Working data >>
########

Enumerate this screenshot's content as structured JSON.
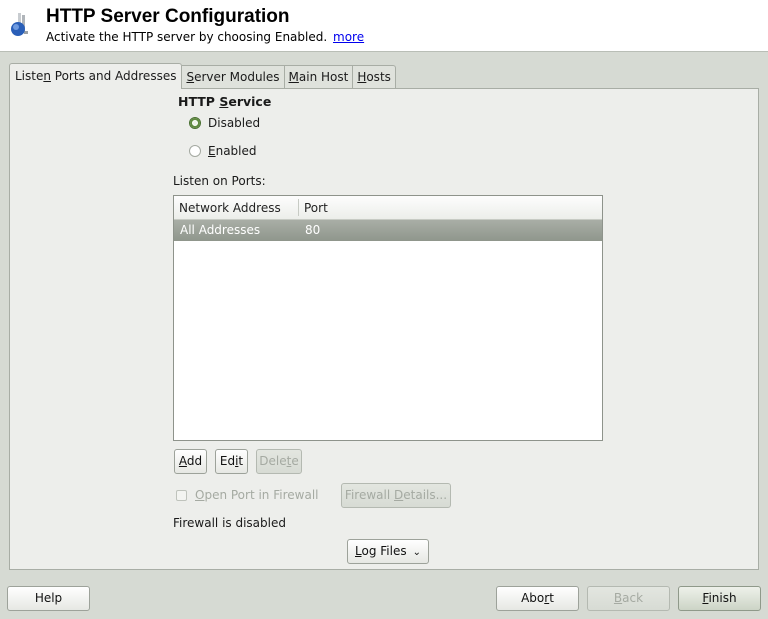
{
  "header": {
    "icon": "http-server-icon",
    "title": "HTTP Server Configuration",
    "subtitle": "Activate the HTTP server by choosing Enabled.",
    "more_link": "more"
  },
  "tabs": [
    {
      "pre": "Liste",
      "ul": "n",
      "post": " Ports and Addresses",
      "active": true
    },
    {
      "pre": "",
      "ul": "S",
      "post": "erver Modules",
      "active": false
    },
    {
      "pre": "",
      "ul": "M",
      "post": "ain Host",
      "active": false
    },
    {
      "pre": "",
      "ul": "H",
      "post": "osts",
      "active": false
    }
  ],
  "service": {
    "title_pre": "HTTP ",
    "title_ul": "S",
    "title_post": "ervice",
    "options": [
      {
        "pre": "",
        "ul": "",
        "post": "Disabled",
        "checked": true
      },
      {
        "pre": "",
        "ul": "E",
        "post": "nabled",
        "checked": false
      }
    ]
  },
  "ports": {
    "label": "Listen on Ports:",
    "columns": [
      "Network Address",
      "Port"
    ],
    "rows": [
      {
        "address": "All Addresses",
        "port": "80",
        "selected": true
      }
    ]
  },
  "table_buttons": {
    "add": {
      "ul": "A",
      "post": "dd"
    },
    "edit": {
      "pre": "Ed",
      "ul": "i",
      "post": "t"
    },
    "delete": {
      "pre": "Dele",
      "ul": "t",
      "post": "e",
      "disabled": true
    }
  },
  "firewall": {
    "open_port": {
      "ul": "O",
      "post": "pen Port in Firewall",
      "checked": false,
      "disabled": true
    },
    "details": {
      "pre": "Firewall ",
      "ul": "D",
      "post": "etails...",
      "disabled": true
    },
    "status": "Firewall is disabled"
  },
  "log_files": {
    "ul": "L",
    "post": "og Files",
    "icon": "chevron-down-icon"
  },
  "footer": {
    "help": "Help",
    "abort": {
      "pre": "Abo",
      "ul": "r",
      "post": "t"
    },
    "back": {
      "ul": "B",
      "post": "ack",
      "disabled": true
    },
    "finish": {
      "ul": "F",
      "post": "inish"
    }
  }
}
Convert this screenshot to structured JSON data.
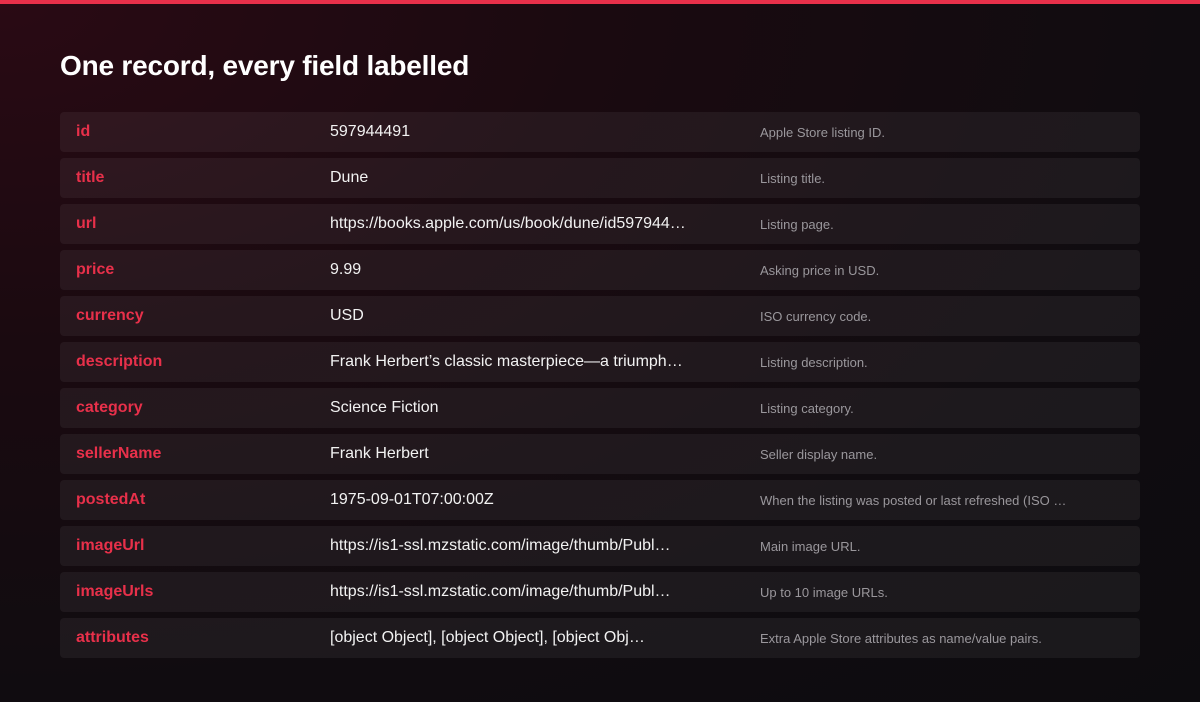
{
  "theme": {
    "accent": "#e8304a",
    "background": "#120c10"
  },
  "page": {
    "title": "One record, every field labelled"
  },
  "fields": [
    {
      "name": "id",
      "value": "597944491",
      "description": "Apple Store listing ID."
    },
    {
      "name": "title",
      "value": "Dune",
      "description": "Listing title."
    },
    {
      "name": "url",
      "value": "https://books.apple.com/us/book/dune/id597944…",
      "description": "Listing page."
    },
    {
      "name": "price",
      "value": "9.99",
      "description": "Asking price in USD."
    },
    {
      "name": "currency",
      "value": "USD",
      "description": "ISO currency code."
    },
    {
      "name": "description",
      "value": "Frank Herbert’s classic masterpiece—a triumph…",
      "description": "Listing description."
    },
    {
      "name": "category",
      "value": "Science Fiction",
      "description": "Listing category."
    },
    {
      "name": "sellerName",
      "value": "Frank Herbert",
      "description": "Seller display name."
    },
    {
      "name": "postedAt",
      "value": "1975-09-01T07:00:00Z",
      "description": "When the listing was posted or last refreshed (ISO …"
    },
    {
      "name": "imageUrl",
      "value": "https://is1-ssl.mzstatic.com/image/thumb/Publ…",
      "description": "Main image URL."
    },
    {
      "name": "imageUrls",
      "value": "https://is1-ssl.mzstatic.com/image/thumb/Publ…",
      "description": "Up to 10 image URLs."
    },
    {
      "name": "attributes",
      "value": "[object Object], [object Object], [object Obj…",
      "description": "Extra Apple Store attributes as name/value pairs."
    }
  ]
}
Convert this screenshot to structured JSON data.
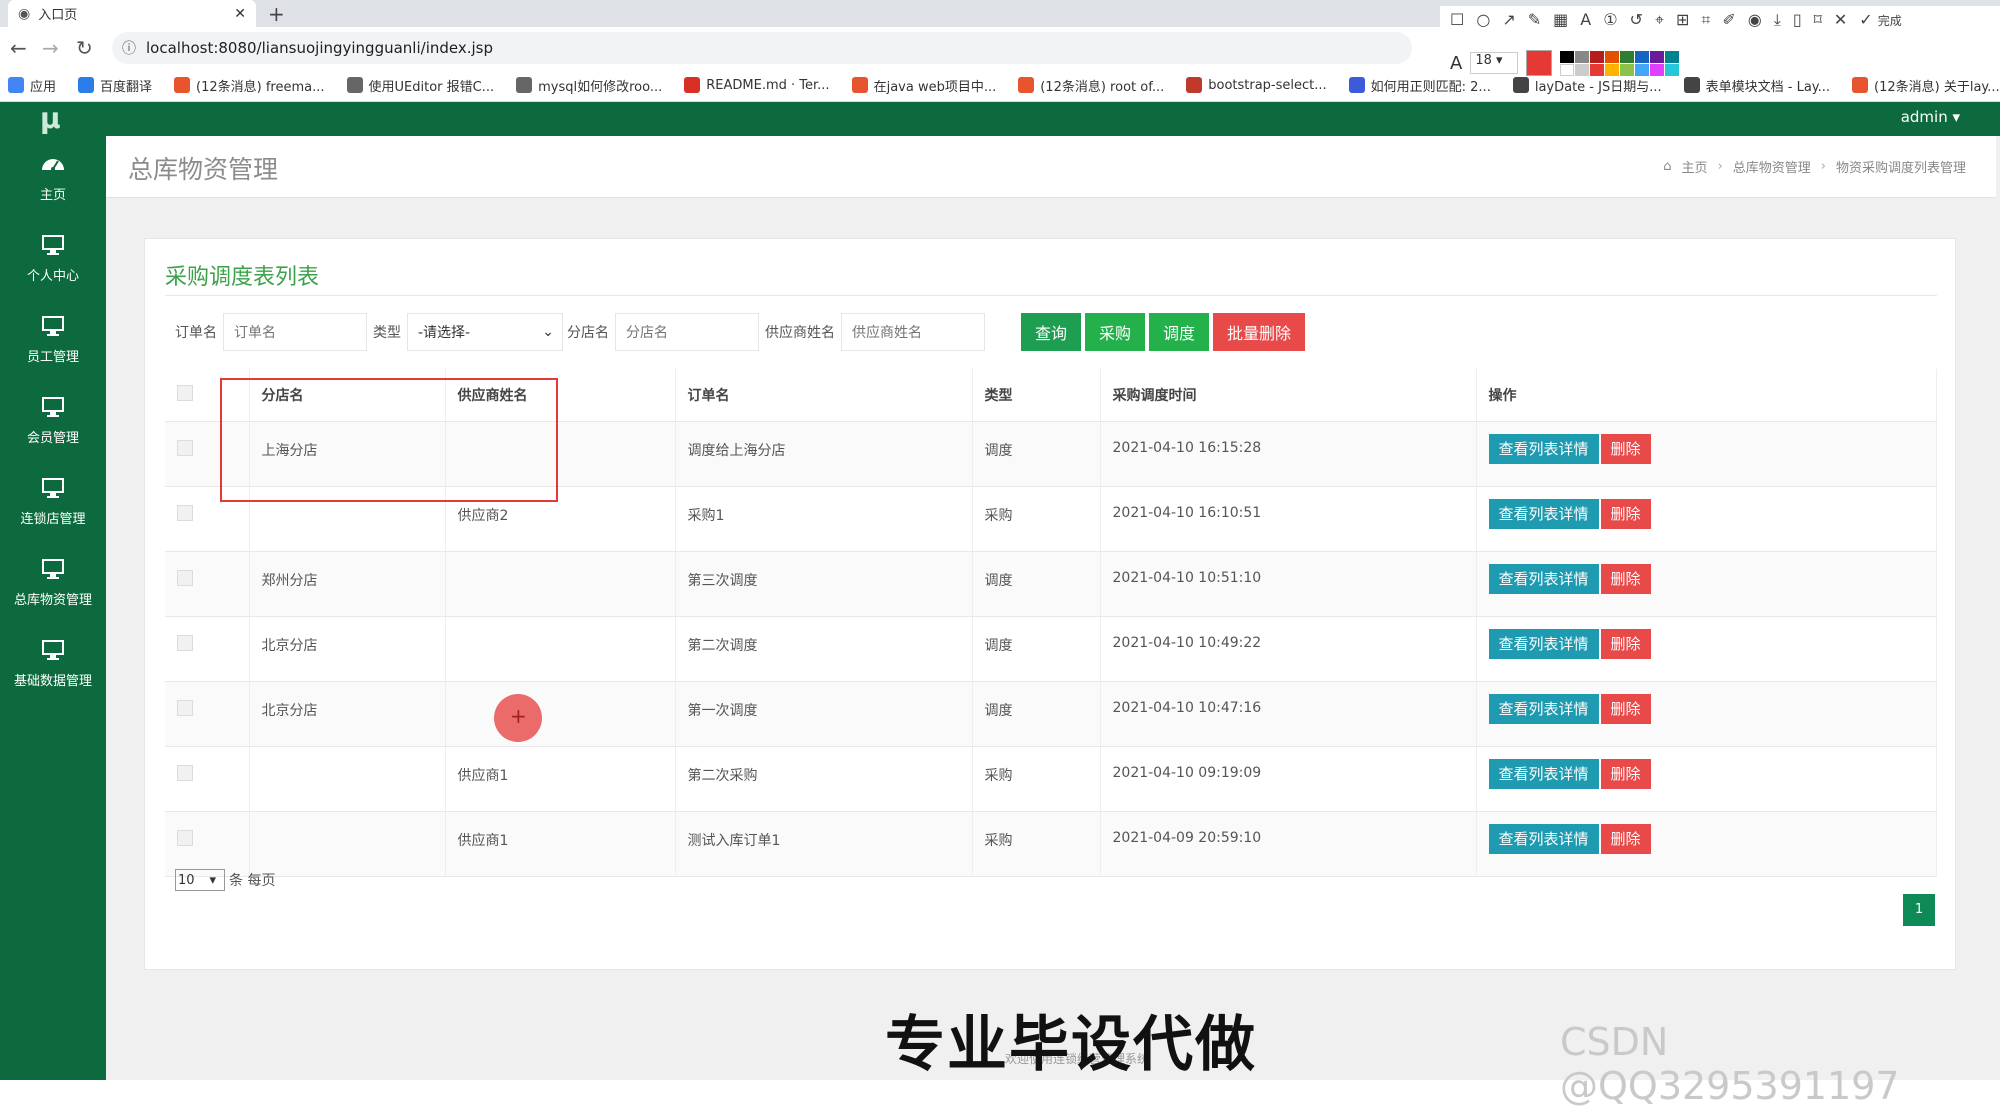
{
  "browser": {
    "tab_title": "入口页",
    "url": "localhost:8080/liansuojingyingguanli/index.jsp",
    "bookmarks": [
      {
        "label": "应用",
        "color": "#4285f4"
      },
      {
        "label": "百度翻译",
        "color": "#2b7de9"
      },
      {
        "label": "(12条消息) freema...",
        "color": "#e8542e"
      },
      {
        "label": "使用UEditor 报错C...",
        "color": "#666666"
      },
      {
        "label": "mysql如何修改roo...",
        "color": "#666666"
      },
      {
        "label": "README.md · Ter...",
        "color": "#d93025"
      },
      {
        "label": "在java web项目中...",
        "color": "#e8542e"
      },
      {
        "label": "(12条消息) root of...",
        "color": "#e8542e"
      },
      {
        "label": "bootstrap-select...",
        "color": "#c0392b"
      },
      {
        "label": "如何用正则匹配: 2...",
        "color": "#3b5bdb"
      },
      {
        "label": "layDate - JS日期与...",
        "color": "#444444"
      },
      {
        "label": "表单模块文档 - Lay...",
        "color": "#444444"
      },
      {
        "label": "(12条消息) 关于lay...",
        "color": "#e8542e"
      }
    ],
    "annotation_size": "18",
    "done_label": "完成"
  },
  "app": {
    "logo": "μ",
    "user": "admin ▾",
    "sidebar": [
      {
        "label": "主页",
        "icon": "dashboard-icon"
      },
      {
        "label": "个人中心",
        "icon": "monitor-icon"
      },
      {
        "label": "员工管理",
        "icon": "monitor-icon"
      },
      {
        "label": "会员管理",
        "icon": "monitor-icon"
      },
      {
        "label": "连锁店管理",
        "icon": "monitor-icon"
      },
      {
        "label": "总库物资管理",
        "icon": "monitor-icon"
      },
      {
        "label": "基础数据管理",
        "icon": "monitor-icon"
      }
    ],
    "page_title": "总库物资管理",
    "breadcrumb": {
      "home": "主页",
      "level1": "总库物资管理",
      "level2": "物资采购调度列表管理"
    }
  },
  "card": {
    "title": "采购调度表列表",
    "filters": {
      "order_label": "订单名",
      "order_placeholder": "订单名",
      "type_label": "类型",
      "type_value": "-请选择-",
      "branch_label": "分店名",
      "branch_placeholder": "分店名",
      "supplier_label": "供应商姓名",
      "supplier_placeholder": "供应商姓名"
    },
    "buttons": {
      "query": "查询",
      "purchase": "采购",
      "dispatch": "调度",
      "batch_delete": "批量删除"
    },
    "columns": [
      "分店名",
      "供应商姓名",
      "订单名",
      "类型",
      "采购调度时间",
      "操作"
    ],
    "rows": [
      {
        "branch": "上海分店",
        "supplier": "",
        "order": "调度给上海分店",
        "type": "调度",
        "time": "2021-04-10 16:15:28"
      },
      {
        "branch": "",
        "supplier": "供应商2",
        "order": "采购1",
        "type": "采购",
        "time": "2021-04-10 16:10:51"
      },
      {
        "branch": "郑州分店",
        "supplier": "",
        "order": "第三次调度",
        "type": "调度",
        "time": "2021-04-10 10:51:10"
      },
      {
        "branch": "北京分店",
        "supplier": "",
        "order": "第二次调度",
        "type": "调度",
        "time": "2021-04-10 10:49:22"
      },
      {
        "branch": "北京分店",
        "supplier": "",
        "order": "第一次调度",
        "type": "调度",
        "time": "2021-04-10 10:47:16"
      },
      {
        "branch": "",
        "supplier": "供应商1",
        "order": "第二次采购",
        "type": "采购",
        "time": "2021-04-10 09:19:09"
      },
      {
        "branch": "",
        "supplier": "供应商1",
        "order": "测试入库订单1",
        "type": "采购",
        "time": "2021-04-09 20:59:10"
      }
    ],
    "row_actions": {
      "detail": "查看列表详情",
      "delete": "删除"
    },
    "pager": {
      "size": "10",
      "suffix": "条 每页",
      "current_page": "1"
    }
  },
  "watermarks": {
    "big": "专业毕设代做",
    "csdn": "CSDN @QQ3295391197",
    "footer": "欢迎使用连锁经营管理系统"
  }
}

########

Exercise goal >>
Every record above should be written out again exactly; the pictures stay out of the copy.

Result for this exercise >>
Enumerate this screenshot's content as structured JSON.
{
  "header": {
    "icon": "http-server-icon",
    "title": "HTTP Server Configuration",
    "subtitle": "Activate the HTTP server by choosing Enabled.",
    "more_link": "more"
  },
  "tabs": [
    {
      "pre": "Liste",
      "ul": "n",
      "post": " Ports and Addresses",
      "active": true
    },
    {
      "pre": "",
      "ul": "S",
      "post": "erver Modules",
      "active": false
    },
    {
      "pre": "",
      "ul": "M",
      "post": "ain Host",
      "active": false
    },
    {
      "pre": "",
      "ul": "H",
      "post": "osts",
      "active": false
    }
  ],
  "service": {
    "title_pre": "HTTP ",
    "title_ul": "S",
    "title_post": "ervice",
    "options": [
      {
        "pre": "",
        "ul": "",
        "post": "Disabled",
        "checked": true
      },
      {
        "pre": "",
        "ul": "E",
        "post": "nabled",
        "checked": false
      }
    ]
  },
  "ports": {
    "label": "Listen on Ports:",
    "columns": [
      "Network Address",
      "Port"
    ],
    "rows": [
      {
        "address": "All Addresses",
        "port": "80",
        "selected": true
      }
    ]
  },
  "table_buttons": {
    "add": {
      "ul": "A",
      "post": "dd"
    },
    "edit": {
      "pre": "Ed",
      "ul": "i",
      "post": "t"
    },
    "delete": {
      "pre": "Dele",
      "ul": "t",
      "post": "e",
      "disabled": true
    }
  },
  "firewall": {
    "open_port": {
      "ul": "O",
      "post": "pen Port in Firewall",
      "checked": false,
      "disabled": true
    },
    "details": {
      "pre": "Firewall ",
      "ul": "D",
      "post": "etails...",
      "disabled": true
    },
    "status": "Firewall is disabled"
  },
  "log_files": {
    "ul": "L",
    "post": "og Files",
    "icon": "chevron-down-icon"
  },
  "footer": {
    "help": "Help",
    "abort": {
      "pre": "Abo",
      "ul": "r",
      "post": "t"
    },
    "back": {
      "ul": "B",
      "post": "ack",
      "disabled": true
    },
    "finish": {
      "ul": "F",
      "post": "inish"
    }
  }
}
Convert this screenshot to structured JSON data.
{
  "theme": {
    "accent": "#e8304a",
    "background": "#120c10"
  },
  "page": {
    "title": "One record, every field labelled"
  },
  "fields": [
    {
      "name": "id",
      "value": "597944491",
      "description": "Apple Store listing ID."
    },
    {
      "name": "title",
      "value": "Dune",
      "description": "Listing title."
    },
    {
      "name": "url",
      "value": "https://books.apple.com/us/book/dune/id597944…",
      "description": "Listing page."
    },
    {
      "name": "price",
      "value": "9.99",
      "description": "Asking price in USD."
    },
    {
      "name": "currency",
      "value": "USD",
      "description": "ISO currency code."
    },
    {
      "name": "description",
      "value": "Frank Herbert’s classic masterpiece—a triumph…",
      "description": "Listing description."
    },
    {
      "name": "category",
      "value": "Science Fiction",
      "description": "Listing category."
    },
    {
      "name": "sellerName",
      "value": "Frank Herbert",
      "description": "Seller display name."
    },
    {
      "name": "postedAt",
      "value": "1975-09-01T07:00:00Z",
      "description": "When the listing was posted or last refreshed (ISO …"
    },
    {
      "name": "imageUrl",
      "value": "https://is1-ssl.mzstatic.com/image/thumb/Publ…",
      "description": "Main image URL."
    },
    {
      "name": "imageUrls",
      "value": "https://is1-ssl.mzstatic.com/image/thumb/Publ…",
      "description": "Up to 10 image URLs."
    },
    {
      "name": "attributes",
      "value": "[object Object], [object Object], [object Obj…",
      "description": "Extra Apple Store attributes as name/value pairs."
    }
  ]
}
Convert this screenshot to structured JSON data.
{
  "browser": {
    "tab_title": "入口页",
    "url": "localhost:8080/liansuojingyingguanli/index.jsp",
    "bookmarks": [
      {
        "label": "应用",
        "color": "#4285f4"
      },
      {
        "label": "百度翻译",
        "color": "#2b7de9"
      },
      {
        "label": "(12条消息) freema...",
        "color": "#e8542e"
      },
      {
        "label": "使用UEditor 报错C...",
        "color": "#666666"
      },
      {
        "label": "mysql如何修改roo...",
        "color": "#666666"
      },
      {
        "label": "README.md · Ter...",
        "color": "#d93025"
      },
      {
        "label": "在java web项目中...",
        "color": "#e8542e"
      },
      {
        "label": "(12条消息) root of...",
        "color": "#e8542e"
      },
      {
        "label": "bootstrap-select...",
        "color": "#c0392b"
      },
      {
        "label": "如何用正则匹配: 2...",
        "color": "#3b5bdb"
      },
      {
        "label": "layDate - JS日期与...",
        "color": "#444444"
      },
      {
        "label": "表单模块文档 - Lay...",
        "color": "#444444"
      },
      {
        "label": "(12条消息) 关于lay...",
        "color": "#e8542e"
      }
    ],
    "annotation_size": "18",
    "done_label": "完成"
  },
  "app": {
    "logo": "μ",
    "user": "admin ▾",
    "sidebar": [
      {
        "label": "主页",
        "icon": "dashboard-icon"
      },
      {
        "label": "个人中心",
        "icon": "monitor-icon"
      },
      {
        "label": "员工管理",
        "icon": "monitor-icon"
      },
      {
        "label": "会员管理",
        "icon": "monitor-icon"
      },
      {
        "label": "连锁店管理",
        "icon": "monitor-icon"
      },
      {
        "label": "总库物资管理",
        "icon": "monitor-icon"
      },
      {
        "label": "基础数据管理",
        "icon": "monitor-icon"
      }
    ],
    "page_title": "总库物资管理",
    "breadcrumb": {
      "home": "主页",
      "level1": "总库物资管理",
      "level2": "物资采购调度列表管理"
    }
  },
  "card": {
    "title": "采购调度表列表",
    "filters": {
      "order_label": "订单名",
      "order_placeholder": "订单名",
      "type_label": "类型",
      "type_value": "-请选择-",
      "branch_label": "分店名",
      "branch_placeholder": "分店名",
      "supplier_label": "供应商姓名",
      "supplier_placeholder": "供应商姓名"
    },
    "buttons": {
      "query": "查询",
      "purchase": "采购",
      "dispatch": "调度",
      "batch_delete": "批量删除"
    },
    "columns": [
      "分店名",
      "供应商姓名",
      "订单名",
      "类型",
      "采购调度时间",
      "操作"
    ],
    "rows": [
      {
        "branch": "上海分店",
        "supplier": "",
        "order": "调度给上海分店",
        "type": "调度",
        "time": "2021-04-10 16:15:28"
      },
      {
        "branch": "",
        "supplier": "供应商2",
        "order": "采购1",
        "type": "采购",
        "time": "2021-04-10 16:10:51"
      },
      {
        "branch": "郑州分店",
        "supplier": "",
        "order": "第三次调度",
        "type": "调度",
        "time": "2021-04-10 10:51:10"
      },
      {
        "branch": "北京分店",
        "supplier": "",
        "order": "第二次调度",
        "type": "调度",
        "time": "2021-04-10 10:49:22"
      },
      {
        "branch": "北京分店",
        "supplier": "",
        "order": "第一次调度",
        "type": "调度",
        "time": "2021-04-10 10:47:16"
      },
      {
        "branch": "",
        "supplier": "供应商1",
        "order": "第二次采购",
        "type": "采购",
        "time": "2021-04-10 09:19:09"
      },
      {
        "branch": "",
        "supplier": "供应商1",
        "order": "测试入库订单1",
        "type": "采购",
        "time": "2021-04-09 20:59:10"
      }
    ],
    "row_actions": {
      "detail": "查看列表详情",
      "delete": "删除"
    },
    "pager": {
      "size": "10",
      "suffix": "条 每页",
      "current_page": "1"
    }
  },
  "watermarks": {
    "big": "专业毕设代做",
    "csdn": "CSDN @QQ3295391197",
    "footer": "欢迎使用连锁经营管理系统"
  }
}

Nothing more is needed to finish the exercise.